Hailing from Bethlehem, PA, Secret Cutter christened early 2014 with their sleeper hit of a self-titled debut LP. Their sole release following their 2009 EP, If You Don’t Hate Yourself You Aren’t Paying Attention, Secret Cutter drenches their songs in vicious, blood-churning sludge grind. The self-produced album was released all the way back in February, with surprisingly not much ado made about it. Their Bandcamp highlights several reviews from various publications – CVLT Nation, Pitchfork and Metal Insider among them – the latter raising the question of why notable metal labels such as Relapse Records and Southern Lord weren’t fight over Secret Cutter. It is understandable why such a question would be raised. Their sound is familiar, while being all their own simultaneously. The album’s pacing is nothing short of perfect, with none of the ten songs overstaying its welcome, making for a release that is neither overly long or underwhelming. At times the production leaves something to be desired, especially in earlier tracks like “Mirror Mirror” and “Deformed Eye,” with the drums and vocals being drowned in the guitar’s explosive furor.

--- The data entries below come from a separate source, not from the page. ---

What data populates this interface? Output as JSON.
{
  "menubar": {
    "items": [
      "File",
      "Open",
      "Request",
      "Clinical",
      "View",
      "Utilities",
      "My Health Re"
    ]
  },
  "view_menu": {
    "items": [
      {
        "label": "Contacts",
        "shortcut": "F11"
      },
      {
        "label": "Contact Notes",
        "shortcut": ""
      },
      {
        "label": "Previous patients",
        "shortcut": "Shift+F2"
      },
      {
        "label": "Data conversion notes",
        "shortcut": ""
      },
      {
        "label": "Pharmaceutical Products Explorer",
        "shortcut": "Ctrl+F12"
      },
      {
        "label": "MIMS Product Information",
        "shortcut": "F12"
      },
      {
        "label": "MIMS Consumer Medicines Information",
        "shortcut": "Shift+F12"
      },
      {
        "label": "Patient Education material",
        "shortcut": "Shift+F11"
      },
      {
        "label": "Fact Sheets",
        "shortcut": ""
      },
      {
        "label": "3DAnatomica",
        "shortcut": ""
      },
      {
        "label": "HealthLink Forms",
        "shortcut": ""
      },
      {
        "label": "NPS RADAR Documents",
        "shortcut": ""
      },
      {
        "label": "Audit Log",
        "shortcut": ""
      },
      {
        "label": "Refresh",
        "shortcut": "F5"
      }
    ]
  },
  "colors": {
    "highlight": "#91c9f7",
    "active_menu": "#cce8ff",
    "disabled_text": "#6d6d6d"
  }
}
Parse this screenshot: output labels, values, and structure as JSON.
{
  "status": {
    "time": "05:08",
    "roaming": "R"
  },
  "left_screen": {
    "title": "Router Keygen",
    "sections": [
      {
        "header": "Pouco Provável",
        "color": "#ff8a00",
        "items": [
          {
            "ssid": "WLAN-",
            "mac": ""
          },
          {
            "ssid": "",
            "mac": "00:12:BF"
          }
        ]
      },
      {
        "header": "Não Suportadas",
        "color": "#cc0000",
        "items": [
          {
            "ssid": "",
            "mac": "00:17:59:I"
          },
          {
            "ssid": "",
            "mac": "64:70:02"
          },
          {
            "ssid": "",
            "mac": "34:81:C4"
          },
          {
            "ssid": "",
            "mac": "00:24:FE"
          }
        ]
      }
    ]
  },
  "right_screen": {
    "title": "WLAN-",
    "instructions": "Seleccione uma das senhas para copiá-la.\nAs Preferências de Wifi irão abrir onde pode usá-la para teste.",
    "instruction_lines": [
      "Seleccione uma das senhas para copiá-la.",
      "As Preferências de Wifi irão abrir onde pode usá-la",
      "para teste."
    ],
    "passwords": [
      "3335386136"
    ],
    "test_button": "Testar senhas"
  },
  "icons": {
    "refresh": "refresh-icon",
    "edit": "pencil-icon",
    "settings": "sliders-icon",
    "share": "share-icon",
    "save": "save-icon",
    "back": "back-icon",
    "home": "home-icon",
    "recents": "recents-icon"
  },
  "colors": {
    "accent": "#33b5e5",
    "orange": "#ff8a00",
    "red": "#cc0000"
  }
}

Elsewhere on the album, the sound is distorted to a comfortable degree, with the vocals cushioned between hammering guitar, ghostly feedback and bludgeoning kit. The three-piece succeeds at conjuring monstrous sound from their minimalist setup, fluctuating from knuckle-dragging heavy to rapid bombast with ease. Opening track “Mirror Mirror” is melodic at its midsection in a way the rest of the album never again reaches for, which is disappointing considering the forlorn power that the moment imbues. Where Self Titled fails to keep that soullessness, it succeeds in being punishing throughout. Despite this ferocity, the LP does allow brief moments of respite. “Craving the Silence” opens with wavering strings that quickly plummet into the one Self Titled’s heavier moments, while the instrumental “Midtro” grows weightier as it reaches its conclusion, climaxing in the pummeling “End of Sylvan,” one of the collection’s best tracks. The headbanging induced by “End of Sylvan” is low-hung, like gravity escalating its pull, magnetizing the listener closer to Hell. Secret Cutter may seem like an actual secret for now, with barely a whisper of their metallic prowess, that whisper in time is likely to evolve into a dull roar into a standing ovation. While flawed, their debut LP is busy within its confines, consistently attention-grabbing and merciless. It would be surprising to not see Self-titled on some top ten lists for 2014, if at least on those dedicated to either sludge or grind, styles which the album borrows equally and generously from. We’ll be patiently waiting for what knock-out blows Secret Cutter will come up with next. Self-Titled is available on vinyl at the band’s store and on cassette via Grimoire Cassette Cvlture.